## Requirement:
In the records below, one line contains "Output a JSON". Print that line and every line after it exactly, down to the final one.

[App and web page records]

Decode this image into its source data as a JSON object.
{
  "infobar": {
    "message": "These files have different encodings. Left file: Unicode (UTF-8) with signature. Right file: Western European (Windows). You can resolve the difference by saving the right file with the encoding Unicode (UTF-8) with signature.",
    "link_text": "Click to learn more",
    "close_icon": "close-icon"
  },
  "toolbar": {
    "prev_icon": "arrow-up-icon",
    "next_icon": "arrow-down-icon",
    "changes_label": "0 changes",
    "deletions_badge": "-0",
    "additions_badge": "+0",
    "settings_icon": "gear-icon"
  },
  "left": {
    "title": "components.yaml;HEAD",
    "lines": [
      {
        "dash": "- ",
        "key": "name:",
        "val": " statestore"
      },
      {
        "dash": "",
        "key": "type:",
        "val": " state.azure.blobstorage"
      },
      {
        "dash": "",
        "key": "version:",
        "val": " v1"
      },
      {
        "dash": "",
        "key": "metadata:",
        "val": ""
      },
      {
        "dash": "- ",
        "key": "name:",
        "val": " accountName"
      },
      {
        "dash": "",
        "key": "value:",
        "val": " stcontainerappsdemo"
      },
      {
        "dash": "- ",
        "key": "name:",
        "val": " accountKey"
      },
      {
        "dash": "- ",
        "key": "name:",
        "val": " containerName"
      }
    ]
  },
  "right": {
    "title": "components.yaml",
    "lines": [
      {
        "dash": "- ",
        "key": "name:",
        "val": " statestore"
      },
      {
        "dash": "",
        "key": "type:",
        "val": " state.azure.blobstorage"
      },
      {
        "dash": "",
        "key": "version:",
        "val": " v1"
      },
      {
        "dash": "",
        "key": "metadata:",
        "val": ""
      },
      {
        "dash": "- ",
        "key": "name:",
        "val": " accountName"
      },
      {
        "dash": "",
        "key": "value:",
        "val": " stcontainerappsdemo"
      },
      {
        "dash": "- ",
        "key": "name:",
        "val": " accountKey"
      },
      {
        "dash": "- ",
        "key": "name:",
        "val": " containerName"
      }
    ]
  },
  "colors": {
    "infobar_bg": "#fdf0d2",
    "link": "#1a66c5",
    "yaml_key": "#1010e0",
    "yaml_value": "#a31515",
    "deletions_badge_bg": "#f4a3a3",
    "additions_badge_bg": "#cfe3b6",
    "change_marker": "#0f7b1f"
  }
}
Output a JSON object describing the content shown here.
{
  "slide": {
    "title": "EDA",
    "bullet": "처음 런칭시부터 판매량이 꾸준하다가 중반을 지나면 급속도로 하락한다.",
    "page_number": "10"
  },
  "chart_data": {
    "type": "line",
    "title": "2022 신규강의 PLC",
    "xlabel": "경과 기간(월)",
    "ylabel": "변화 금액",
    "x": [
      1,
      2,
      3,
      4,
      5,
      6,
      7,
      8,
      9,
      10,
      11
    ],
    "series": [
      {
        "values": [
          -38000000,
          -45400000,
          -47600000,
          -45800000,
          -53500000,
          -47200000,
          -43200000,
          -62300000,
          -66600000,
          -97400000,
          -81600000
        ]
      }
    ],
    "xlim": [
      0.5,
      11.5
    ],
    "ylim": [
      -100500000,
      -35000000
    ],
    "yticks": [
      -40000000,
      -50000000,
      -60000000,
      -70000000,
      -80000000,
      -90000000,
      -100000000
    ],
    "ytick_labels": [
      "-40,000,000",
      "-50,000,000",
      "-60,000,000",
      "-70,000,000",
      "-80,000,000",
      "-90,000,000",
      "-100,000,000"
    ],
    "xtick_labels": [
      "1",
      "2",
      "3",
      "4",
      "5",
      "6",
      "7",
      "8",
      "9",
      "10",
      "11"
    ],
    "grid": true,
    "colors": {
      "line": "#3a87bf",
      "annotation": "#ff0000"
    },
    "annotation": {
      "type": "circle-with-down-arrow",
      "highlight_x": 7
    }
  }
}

## Written solution:
Output a JSON object describing the content shown here.
{
  "slide": {
    "title": "EDA",
    "bullet": "처음 런칭시부터 판매량이 꾸준하다가 중반을 지나면 급속도로 하락한다.",
    "page_number": "10"
  },
  "chart_data": {
    "type": "line",
    "title": "2022 신규강의 PLC",
    "xlabel": "경과 기간(월)",
    "ylabel": "변화 금액",
    "x": [
      1,
      2,
      3,
      4,
      5,
      6,
      7,
      8,
      9,
      10,
      11
    ],
    "series": [
      {
        "values": [
          -38000000,
          -45400000,
          -47600000,
          -45800000,
          -53500000,
          -47200000,
          -43200000,
          -62300000,
          -66600000,
          -97400000,
          -81600000
        ]
      }
    ],
    "xlim": [
      0.5,
      11.5
    ],
    "ylim": [
      -100500000,
      -35000000
    ],
    "yticks": [
      -40000000,
      -50000000,
      -60000000,
      -70000000,
      -80000000,
      -90000000,
      -100000000
    ],
    "ytick_labels": [
      "-40,000,000",
      "-50,000,000",
      "-60,000,000",
      "-70,000,000",
      "-80,000,000",
      "-90,000,000",
      "-100,000,000"
    ],
    "xtick_labels": [
      "1",
      "2",
      "3",
      "4",
      "5",
      "6",
      "7",
      "8",
      "9",
      "10",
      "11"
    ],
    "grid": true,
    "colors": {
      "line": "#3a87bf",
      "annotation": "#ff0000"
    },
    "annotation": {
      "type": "circle-with-down-arrow",
      "highlight_x": 7
    }
  }
}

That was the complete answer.